Stored data:
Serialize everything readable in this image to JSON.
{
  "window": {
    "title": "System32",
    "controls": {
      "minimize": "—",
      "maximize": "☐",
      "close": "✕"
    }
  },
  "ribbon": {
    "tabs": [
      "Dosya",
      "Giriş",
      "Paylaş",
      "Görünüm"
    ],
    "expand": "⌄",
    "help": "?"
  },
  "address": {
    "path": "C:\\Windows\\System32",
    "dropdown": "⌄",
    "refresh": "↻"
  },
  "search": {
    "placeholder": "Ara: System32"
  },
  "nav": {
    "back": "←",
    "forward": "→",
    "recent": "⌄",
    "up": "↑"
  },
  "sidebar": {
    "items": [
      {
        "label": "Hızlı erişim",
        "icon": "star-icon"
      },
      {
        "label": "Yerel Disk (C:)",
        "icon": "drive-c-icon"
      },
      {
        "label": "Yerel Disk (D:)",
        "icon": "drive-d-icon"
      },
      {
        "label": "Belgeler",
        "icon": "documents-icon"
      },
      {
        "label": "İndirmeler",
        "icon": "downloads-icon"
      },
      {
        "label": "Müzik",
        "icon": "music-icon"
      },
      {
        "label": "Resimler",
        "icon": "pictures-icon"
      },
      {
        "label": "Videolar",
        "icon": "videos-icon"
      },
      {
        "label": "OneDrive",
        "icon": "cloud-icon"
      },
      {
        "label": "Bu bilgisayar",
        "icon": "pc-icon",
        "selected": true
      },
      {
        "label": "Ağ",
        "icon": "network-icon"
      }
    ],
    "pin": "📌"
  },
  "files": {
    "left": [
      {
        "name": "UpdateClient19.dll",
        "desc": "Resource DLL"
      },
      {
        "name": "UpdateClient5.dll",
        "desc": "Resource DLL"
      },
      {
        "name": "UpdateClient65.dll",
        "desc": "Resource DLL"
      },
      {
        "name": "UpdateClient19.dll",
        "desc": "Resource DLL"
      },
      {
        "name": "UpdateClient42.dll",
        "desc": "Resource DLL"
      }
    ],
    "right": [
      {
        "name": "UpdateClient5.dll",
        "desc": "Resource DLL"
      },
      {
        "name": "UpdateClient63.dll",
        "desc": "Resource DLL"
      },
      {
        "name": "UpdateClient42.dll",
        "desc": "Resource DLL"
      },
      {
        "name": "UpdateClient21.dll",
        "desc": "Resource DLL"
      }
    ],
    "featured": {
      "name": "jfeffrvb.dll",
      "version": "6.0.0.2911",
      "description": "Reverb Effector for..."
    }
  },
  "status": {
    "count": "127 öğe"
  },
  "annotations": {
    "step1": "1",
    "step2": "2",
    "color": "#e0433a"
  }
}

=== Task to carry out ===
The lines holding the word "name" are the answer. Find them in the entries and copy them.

=== Output for this task ===
        "name": "UpdateClient19.dll",
        "name": "UpdateClient5.dll",
        "name": "UpdateClient65.dll",
        "name": "UpdateClient19.dll",
        "name": "UpdateClient42.dll",
        "name": "UpdateClient5.dll",
        "name": "UpdateClient63.dll",
        "name": "UpdateClient42.dll",
        "name": "UpdateClient21.dll",
      "name": "jfeffrvb.dll",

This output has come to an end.